After the 2nd question of why we are eating bitter herbs, we dipped the matza in horseradish and puckered up. She started speaking about her own life. Then we talked of the hope of changing life events. I told her traditionally, on the Feast of Unleavened Bread which starts at midnight, the children search for leven throughout the house, which represents sin. The father leads them in the search with a light. When found the father sweeps the leven out of the house. When we go on this search with the father’s light He will sweep the sin out of our lives.
With the Child’s 3rd question we then mixed bitter herbs with sweet charocet, leaned to the left and drank the 2nd cup of deliverance. When I explained that only free people ate reclining and slaves could not, she leaned even further to the left. I think she wanted freedom. Why we lean to the left was the child’s 4rh question. Then I played a beautiful song about the King Messiah Deliverer.
When I explained that in the ten plagues God overpowered ten of the most commonly worshiped Egyptian gods, proving that they had no power and weren’t really gods at all. God alone is sovereign. He created everything. As we discussed idol worship in Egypt the discussion turned to current idols and New Age philosophy. Gradually as the seder went on I noticed she was talking about Jesus as if she already knew Him. Oh the prayer and discussions we had that night.
After dinner we talked about the innocent lamb and putting blood on the door posts so God would identify those who belong to Him. At midnight Adoni passed over Egypt to strike down the first born and bring judgement on the gods of Egypt. How we want to put the blood of our Messiah, Savior on the doorposts of our hearts and to be inside with Him and have the door shut. We do get tricked by the evil one sometimes, either by the wrong done to us and the wrong we have done. But returning to God only takes an instant of faith and repentance. We leaned to the left and drank the 3rd cup, the Cup of Redemption in deep contemplation of being passed over.
The 4th cup of Hallel, Praise lingers in my mind. The 4th “I will” statement from exodus 6:6 says, “I will take you as my own people.” God will take the Jews as His own people and all of Israel will be saved. But another layer of salvation includes gentiles who become grafted in by faith and by being doers of His word. That night my co-worker became my friend. The unwanted one was star-studded with this world of God that she had eyes to see that passover.
I did not see her for several months, maybe a year. Then I got a call. She moved away to take care of her dying father. She told him about Adonai and the passover seder as she cared for him.
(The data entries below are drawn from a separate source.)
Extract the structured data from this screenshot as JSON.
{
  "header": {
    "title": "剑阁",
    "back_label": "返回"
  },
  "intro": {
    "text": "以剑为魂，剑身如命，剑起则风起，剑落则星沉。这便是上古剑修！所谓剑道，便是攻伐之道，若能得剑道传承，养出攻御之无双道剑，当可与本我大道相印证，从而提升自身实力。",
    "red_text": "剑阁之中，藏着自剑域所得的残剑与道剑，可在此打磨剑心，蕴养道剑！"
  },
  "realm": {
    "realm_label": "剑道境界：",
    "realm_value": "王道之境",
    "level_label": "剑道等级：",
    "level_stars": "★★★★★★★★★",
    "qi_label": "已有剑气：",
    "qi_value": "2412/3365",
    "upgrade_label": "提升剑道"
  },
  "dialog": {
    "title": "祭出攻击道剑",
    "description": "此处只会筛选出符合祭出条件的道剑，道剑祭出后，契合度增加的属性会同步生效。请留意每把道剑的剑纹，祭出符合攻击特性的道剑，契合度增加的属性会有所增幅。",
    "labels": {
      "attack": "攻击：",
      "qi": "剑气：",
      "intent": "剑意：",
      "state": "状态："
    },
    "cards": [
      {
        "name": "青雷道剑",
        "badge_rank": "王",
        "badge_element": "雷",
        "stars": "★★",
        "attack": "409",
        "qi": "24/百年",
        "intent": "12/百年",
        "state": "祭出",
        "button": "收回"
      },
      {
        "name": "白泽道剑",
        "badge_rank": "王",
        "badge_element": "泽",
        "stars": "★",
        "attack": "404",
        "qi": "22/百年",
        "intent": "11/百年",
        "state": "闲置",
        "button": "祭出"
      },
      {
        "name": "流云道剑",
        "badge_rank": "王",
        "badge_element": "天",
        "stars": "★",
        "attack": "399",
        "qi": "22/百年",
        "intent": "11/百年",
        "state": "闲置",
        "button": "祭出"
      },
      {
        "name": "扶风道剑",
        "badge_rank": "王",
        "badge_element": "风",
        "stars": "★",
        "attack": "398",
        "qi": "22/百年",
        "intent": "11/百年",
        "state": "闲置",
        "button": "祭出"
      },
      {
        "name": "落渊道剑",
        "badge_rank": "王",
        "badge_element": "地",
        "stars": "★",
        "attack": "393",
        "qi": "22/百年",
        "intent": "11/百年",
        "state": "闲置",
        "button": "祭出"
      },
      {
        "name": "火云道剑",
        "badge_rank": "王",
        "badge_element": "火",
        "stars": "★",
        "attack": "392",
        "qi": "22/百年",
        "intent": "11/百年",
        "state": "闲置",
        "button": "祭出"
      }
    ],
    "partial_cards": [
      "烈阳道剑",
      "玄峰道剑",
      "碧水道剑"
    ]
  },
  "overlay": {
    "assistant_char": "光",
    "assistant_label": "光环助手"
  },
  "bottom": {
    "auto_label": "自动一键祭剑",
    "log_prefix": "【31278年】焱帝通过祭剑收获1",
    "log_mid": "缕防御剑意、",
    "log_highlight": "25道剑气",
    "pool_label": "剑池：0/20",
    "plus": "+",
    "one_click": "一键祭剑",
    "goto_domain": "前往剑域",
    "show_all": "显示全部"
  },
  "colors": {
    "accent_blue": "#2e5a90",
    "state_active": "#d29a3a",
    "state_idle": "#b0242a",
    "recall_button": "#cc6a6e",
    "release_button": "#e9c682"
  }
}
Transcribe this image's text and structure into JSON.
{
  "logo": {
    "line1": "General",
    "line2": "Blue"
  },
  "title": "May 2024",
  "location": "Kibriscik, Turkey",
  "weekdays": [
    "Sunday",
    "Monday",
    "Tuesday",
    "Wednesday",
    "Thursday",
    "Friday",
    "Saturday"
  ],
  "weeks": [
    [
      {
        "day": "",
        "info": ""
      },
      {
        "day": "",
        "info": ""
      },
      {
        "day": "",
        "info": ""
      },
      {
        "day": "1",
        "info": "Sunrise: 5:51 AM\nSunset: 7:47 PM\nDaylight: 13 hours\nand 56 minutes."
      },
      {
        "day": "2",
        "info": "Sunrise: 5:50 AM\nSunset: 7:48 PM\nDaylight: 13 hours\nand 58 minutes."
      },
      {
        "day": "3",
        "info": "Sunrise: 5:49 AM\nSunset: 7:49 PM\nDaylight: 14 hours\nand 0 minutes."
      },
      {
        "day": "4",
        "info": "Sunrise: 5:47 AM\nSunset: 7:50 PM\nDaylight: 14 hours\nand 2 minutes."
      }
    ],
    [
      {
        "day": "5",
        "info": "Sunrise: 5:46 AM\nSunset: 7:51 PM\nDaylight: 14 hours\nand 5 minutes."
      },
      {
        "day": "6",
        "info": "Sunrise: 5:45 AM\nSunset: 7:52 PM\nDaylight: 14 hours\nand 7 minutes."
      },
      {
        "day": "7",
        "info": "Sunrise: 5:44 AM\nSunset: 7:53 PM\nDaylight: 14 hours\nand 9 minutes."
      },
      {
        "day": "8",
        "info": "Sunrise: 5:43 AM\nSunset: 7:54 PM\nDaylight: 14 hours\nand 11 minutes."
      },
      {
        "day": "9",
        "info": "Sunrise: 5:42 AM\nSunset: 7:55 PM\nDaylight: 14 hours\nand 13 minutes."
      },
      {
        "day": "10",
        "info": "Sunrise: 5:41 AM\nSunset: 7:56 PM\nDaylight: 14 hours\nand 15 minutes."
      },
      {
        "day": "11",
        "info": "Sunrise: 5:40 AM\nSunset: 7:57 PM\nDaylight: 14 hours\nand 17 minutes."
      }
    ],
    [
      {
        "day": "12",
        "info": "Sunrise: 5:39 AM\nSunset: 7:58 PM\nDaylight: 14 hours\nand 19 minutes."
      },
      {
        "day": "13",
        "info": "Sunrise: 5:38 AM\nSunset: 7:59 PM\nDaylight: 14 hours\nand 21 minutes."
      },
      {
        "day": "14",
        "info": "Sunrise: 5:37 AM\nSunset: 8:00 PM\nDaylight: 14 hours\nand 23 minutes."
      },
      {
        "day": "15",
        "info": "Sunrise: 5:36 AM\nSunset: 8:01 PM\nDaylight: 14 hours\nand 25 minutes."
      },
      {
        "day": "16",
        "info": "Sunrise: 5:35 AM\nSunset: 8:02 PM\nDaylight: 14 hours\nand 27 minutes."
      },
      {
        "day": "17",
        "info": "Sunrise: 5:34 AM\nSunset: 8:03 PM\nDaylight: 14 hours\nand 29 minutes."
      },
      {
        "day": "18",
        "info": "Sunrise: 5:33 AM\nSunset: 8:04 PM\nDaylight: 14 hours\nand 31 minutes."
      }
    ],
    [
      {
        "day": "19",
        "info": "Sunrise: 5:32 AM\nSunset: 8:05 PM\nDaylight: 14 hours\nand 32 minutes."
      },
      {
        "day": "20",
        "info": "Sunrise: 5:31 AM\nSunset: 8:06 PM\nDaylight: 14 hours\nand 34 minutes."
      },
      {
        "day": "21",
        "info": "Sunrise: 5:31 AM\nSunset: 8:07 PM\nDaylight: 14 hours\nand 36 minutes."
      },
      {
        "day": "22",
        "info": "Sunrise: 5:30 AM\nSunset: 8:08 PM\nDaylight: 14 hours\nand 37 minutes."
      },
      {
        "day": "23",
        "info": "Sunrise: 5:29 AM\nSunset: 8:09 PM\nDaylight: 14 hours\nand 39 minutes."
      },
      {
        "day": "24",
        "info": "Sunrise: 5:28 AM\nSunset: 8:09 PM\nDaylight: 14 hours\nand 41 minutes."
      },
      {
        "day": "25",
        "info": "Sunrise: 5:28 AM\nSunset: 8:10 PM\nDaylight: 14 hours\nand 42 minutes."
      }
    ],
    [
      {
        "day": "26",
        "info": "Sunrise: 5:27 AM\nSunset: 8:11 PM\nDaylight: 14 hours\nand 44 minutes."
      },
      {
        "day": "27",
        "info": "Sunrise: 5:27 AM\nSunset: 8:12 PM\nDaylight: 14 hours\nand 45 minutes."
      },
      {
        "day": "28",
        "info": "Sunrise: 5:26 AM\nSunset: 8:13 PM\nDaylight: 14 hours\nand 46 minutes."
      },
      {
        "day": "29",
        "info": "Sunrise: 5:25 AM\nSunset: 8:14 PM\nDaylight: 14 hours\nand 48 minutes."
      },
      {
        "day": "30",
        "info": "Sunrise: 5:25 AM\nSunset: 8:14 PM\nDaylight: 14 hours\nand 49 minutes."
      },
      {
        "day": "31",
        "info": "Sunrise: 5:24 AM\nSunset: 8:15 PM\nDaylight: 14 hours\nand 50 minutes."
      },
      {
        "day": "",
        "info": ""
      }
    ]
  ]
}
He accepted Yeshua as his Lord before he died. She had filed for divorce, got a nice job and bought a house. She was happy. She had a new life with her Jewish Messiah. She had love for the Hebrew bible, the word of God. This was one of my favorite seders, in my home, my little apartment, with a guest. Please know, big community seders are nice, but the most meaningful ones are with intimate conversation where you share your inner life throughout the hagada whether with an unbeliever, Jew or Gentile. Oh, Lord, next year in Jerusalem.